The consumer price index rose to 5.4 percent in December from a year earlier, adding to concerns about painful months ahead for household budgets.
Prices in Britain rose at their fastest pace in 30 years in December, according to the national statistics agency, stoking concerns about the strain on household budgets with inflation still months away from its expected peak.
The annual rate of inflation was 5.4 percent, up from 5.1 percent in November. That’s the highest since March 1992, the Office for National Statistics said on Wednesday, based on data modeling for the period before official records were collected.
Since the pandemic disrupted supply chains and labor markets as economies unevenly shut down and reopened, many countries are facing higher-than-expected inflation rates that are lasting longer than policymakers anticipated. In the United States, the inflation rate rose to 7 percent in December, its highest level in 40 years. In the eurozone, the annual rate increased to 5 percent last month, and it hasn’t been higher in the history of the common currency, which was established in 1999.
The Bank of England increased interest rates in December with inflation running substantially above its 2 percent target and not expected to peak until April, when households are estimated to face a more than 50 percent increase in their energy bills. Most analysts expect the bank to raise rates two or three more times this year, and the next increase could be as soon as the next rate-setting meeting on Feb. 3.
The data on Wednesday showed that the biggest contributors to the increase in the inflation rate in December were prices for food, which had the biggest monthly rise in a decade; furniture and household goods; and charges at restaurants and hotels.
Inflation is already outstripping wage growth in Britain, a separate report from the statistics agency showed on Tuesday, so the combination of higher food prices, rising energy bills and tax increases coming in the spring is raising concerns about a squeeze on household budgets. For this year and next, the central bank has projected, income from wages and general government benefits, after taxes and inflation are subtracted, will be less than the year before.This would be the third period that wage growth had run below inflation in a decade.
Companies are passing highercosts from materials, shipping and wages on to their customers. A large retailer, Next, said this month that prices for its spring and summer clothing would rise 3.7 percent from a year earlier, and that then there would be a 6 percent increase for fall and winter goods.

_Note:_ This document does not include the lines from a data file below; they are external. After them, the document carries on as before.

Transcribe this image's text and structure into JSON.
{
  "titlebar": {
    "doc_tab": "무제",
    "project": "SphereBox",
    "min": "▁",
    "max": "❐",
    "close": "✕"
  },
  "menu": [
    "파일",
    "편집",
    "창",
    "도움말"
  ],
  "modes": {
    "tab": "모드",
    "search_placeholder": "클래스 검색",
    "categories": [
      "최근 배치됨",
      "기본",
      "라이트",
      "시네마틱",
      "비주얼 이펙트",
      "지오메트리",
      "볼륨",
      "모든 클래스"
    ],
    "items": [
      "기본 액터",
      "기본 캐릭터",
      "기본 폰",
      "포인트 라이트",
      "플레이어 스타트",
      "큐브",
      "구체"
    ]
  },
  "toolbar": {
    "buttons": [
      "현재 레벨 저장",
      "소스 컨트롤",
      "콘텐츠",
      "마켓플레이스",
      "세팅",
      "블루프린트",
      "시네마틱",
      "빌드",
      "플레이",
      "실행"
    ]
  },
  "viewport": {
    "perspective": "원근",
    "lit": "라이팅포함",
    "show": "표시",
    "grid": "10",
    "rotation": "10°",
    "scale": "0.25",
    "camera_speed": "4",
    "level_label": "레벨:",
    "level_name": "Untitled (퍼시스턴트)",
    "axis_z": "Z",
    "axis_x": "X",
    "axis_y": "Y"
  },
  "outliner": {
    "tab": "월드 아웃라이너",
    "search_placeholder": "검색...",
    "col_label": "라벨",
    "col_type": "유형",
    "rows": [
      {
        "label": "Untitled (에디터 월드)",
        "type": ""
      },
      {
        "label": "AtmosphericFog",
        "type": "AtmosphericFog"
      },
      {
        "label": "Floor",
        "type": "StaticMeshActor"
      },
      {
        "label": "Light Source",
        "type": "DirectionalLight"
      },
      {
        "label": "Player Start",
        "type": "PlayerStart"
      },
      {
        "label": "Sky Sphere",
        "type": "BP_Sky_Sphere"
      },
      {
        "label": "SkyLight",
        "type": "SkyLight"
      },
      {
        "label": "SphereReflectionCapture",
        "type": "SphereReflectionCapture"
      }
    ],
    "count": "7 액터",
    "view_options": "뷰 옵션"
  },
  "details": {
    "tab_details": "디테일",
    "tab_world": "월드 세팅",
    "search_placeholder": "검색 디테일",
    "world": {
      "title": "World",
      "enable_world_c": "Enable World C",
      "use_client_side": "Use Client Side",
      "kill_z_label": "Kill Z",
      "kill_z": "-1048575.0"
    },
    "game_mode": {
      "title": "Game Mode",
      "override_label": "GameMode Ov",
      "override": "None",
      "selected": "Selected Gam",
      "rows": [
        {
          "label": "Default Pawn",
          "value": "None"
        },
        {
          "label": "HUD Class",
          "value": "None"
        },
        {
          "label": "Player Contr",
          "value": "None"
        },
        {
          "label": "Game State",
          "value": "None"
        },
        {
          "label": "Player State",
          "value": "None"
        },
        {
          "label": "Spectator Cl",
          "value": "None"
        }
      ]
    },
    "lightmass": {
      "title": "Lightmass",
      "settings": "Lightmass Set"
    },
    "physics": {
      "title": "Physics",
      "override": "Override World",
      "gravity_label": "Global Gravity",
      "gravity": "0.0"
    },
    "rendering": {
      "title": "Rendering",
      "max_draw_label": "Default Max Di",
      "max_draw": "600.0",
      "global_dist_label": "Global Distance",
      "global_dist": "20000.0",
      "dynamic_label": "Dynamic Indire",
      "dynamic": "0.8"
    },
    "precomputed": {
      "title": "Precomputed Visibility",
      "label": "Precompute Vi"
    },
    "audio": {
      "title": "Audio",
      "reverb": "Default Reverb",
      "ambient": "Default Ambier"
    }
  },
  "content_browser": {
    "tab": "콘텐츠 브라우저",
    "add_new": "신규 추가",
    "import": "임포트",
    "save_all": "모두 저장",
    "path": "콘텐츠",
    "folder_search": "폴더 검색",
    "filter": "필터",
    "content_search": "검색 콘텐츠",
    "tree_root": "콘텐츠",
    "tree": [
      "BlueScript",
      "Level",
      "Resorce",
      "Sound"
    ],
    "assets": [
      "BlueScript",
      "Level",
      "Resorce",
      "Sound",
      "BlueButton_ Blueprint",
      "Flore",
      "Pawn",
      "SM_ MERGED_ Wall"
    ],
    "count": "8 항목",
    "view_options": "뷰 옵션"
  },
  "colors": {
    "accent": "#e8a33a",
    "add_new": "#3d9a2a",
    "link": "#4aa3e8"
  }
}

“There is no doubt that prices are being boosted by factors that should moderate in time, including surging energy costs and supply chain problems,” Ambrose Crofton, a strategist at J.P. Morgan Asset Management, wrote in a note to clients. “But in the near term, consumers are still going to feel the pinch as price increases may get worse before they get better.”